*** SUPPLIED MATERIAL ***

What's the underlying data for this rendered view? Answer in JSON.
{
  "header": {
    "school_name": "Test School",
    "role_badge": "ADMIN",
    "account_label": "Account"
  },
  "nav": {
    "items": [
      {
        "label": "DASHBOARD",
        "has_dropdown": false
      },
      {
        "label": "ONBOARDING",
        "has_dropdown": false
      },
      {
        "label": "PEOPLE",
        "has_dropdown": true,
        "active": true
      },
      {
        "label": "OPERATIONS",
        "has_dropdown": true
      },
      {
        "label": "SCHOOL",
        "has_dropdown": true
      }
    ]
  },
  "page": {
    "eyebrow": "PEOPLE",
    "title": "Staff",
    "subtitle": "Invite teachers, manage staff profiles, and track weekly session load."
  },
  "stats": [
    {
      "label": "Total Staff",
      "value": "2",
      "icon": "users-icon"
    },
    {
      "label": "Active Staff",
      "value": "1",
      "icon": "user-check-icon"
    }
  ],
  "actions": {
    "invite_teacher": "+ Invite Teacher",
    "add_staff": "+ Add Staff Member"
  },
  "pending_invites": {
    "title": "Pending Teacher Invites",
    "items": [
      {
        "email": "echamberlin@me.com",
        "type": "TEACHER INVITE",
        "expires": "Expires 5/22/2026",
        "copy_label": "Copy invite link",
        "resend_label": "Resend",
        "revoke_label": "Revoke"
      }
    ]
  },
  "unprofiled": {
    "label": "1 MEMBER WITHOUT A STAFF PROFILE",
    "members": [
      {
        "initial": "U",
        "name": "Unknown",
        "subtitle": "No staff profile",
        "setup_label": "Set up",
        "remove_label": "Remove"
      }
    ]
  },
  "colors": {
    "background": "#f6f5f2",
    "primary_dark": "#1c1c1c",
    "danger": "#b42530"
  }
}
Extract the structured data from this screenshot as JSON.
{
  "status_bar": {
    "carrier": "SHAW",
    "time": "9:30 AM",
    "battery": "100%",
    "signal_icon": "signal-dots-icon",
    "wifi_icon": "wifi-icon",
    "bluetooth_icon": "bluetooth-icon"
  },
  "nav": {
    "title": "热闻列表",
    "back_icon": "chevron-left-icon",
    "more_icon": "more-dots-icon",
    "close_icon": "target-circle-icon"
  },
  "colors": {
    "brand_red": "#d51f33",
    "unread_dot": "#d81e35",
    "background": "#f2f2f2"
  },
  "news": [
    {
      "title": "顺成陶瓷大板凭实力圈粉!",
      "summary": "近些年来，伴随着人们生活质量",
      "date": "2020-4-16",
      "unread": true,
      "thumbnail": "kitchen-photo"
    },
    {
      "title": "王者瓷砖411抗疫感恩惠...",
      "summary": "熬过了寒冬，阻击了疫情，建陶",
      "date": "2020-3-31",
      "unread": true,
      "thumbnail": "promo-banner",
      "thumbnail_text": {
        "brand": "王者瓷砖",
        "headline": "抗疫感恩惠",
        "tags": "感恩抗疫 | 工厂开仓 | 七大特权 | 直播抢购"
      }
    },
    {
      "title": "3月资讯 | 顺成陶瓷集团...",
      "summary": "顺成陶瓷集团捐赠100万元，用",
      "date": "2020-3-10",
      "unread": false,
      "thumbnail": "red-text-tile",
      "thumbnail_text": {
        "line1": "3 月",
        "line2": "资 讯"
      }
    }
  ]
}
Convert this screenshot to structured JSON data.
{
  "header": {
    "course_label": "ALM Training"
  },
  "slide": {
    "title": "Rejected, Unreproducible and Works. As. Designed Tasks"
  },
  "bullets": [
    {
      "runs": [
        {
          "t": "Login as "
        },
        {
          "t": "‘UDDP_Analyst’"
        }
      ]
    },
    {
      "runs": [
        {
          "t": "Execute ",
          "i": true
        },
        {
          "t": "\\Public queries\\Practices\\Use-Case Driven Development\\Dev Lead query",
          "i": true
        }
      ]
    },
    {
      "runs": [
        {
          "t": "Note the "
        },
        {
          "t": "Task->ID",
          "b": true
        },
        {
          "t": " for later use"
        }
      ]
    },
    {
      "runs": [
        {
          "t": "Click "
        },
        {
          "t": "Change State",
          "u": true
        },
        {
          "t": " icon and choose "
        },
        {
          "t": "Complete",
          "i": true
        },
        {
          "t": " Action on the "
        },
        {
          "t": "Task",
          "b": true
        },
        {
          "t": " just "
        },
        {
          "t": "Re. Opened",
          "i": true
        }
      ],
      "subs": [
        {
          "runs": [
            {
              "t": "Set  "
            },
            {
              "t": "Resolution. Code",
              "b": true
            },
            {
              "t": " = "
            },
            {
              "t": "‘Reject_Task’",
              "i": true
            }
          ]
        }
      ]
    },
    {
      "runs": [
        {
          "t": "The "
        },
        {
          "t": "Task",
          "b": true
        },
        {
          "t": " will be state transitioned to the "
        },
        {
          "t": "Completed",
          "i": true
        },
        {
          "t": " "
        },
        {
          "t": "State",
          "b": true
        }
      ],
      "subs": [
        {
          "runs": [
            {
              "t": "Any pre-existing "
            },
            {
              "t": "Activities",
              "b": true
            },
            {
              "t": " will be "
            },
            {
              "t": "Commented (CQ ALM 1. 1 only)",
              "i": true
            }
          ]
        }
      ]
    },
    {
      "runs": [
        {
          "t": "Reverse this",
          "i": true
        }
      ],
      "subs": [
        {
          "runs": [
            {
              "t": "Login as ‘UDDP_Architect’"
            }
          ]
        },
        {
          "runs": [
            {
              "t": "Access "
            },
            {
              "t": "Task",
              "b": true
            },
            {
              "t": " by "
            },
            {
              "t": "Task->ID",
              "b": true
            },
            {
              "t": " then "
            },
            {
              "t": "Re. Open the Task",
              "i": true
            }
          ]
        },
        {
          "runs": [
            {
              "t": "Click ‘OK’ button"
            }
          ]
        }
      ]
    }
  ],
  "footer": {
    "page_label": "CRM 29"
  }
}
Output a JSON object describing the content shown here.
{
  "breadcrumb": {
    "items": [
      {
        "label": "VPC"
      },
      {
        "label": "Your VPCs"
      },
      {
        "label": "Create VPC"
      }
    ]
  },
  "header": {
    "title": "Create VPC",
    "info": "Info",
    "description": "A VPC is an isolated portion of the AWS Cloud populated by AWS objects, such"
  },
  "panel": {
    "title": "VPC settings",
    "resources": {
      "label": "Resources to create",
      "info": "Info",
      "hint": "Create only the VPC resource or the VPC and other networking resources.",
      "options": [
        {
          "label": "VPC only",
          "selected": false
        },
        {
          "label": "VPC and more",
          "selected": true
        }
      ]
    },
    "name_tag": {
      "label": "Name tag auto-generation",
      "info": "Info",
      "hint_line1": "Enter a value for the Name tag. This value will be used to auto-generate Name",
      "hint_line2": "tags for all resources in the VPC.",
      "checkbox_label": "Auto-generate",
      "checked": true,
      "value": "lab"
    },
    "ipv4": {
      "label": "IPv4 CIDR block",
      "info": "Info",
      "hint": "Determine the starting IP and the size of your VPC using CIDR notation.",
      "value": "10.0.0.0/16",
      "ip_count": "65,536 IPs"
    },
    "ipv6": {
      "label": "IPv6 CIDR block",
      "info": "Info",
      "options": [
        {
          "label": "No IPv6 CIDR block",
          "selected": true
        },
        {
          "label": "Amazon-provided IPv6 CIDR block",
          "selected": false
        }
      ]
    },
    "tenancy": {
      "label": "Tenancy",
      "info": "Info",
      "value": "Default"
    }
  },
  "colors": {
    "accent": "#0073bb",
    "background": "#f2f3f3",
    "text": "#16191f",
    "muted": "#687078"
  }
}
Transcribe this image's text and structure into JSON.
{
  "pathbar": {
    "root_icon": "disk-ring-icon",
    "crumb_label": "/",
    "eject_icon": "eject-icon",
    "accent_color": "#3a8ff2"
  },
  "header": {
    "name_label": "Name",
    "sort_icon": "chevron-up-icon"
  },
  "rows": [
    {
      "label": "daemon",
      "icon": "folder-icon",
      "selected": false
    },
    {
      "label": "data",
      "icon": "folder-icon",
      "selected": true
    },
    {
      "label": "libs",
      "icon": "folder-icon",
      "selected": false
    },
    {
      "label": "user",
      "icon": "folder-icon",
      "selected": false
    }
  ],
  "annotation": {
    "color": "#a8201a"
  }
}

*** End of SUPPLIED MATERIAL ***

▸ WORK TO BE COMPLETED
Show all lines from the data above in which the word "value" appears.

▸ SOLUTION TO THIS TASK
      "value": "2",
      "value": "1",
      "hint_line1": "Enter a value for the Name tag. This value will be used to auto-generate Name",
      "value": "lab"
      "value": "10.0.0.0/16",
      "value": "Default"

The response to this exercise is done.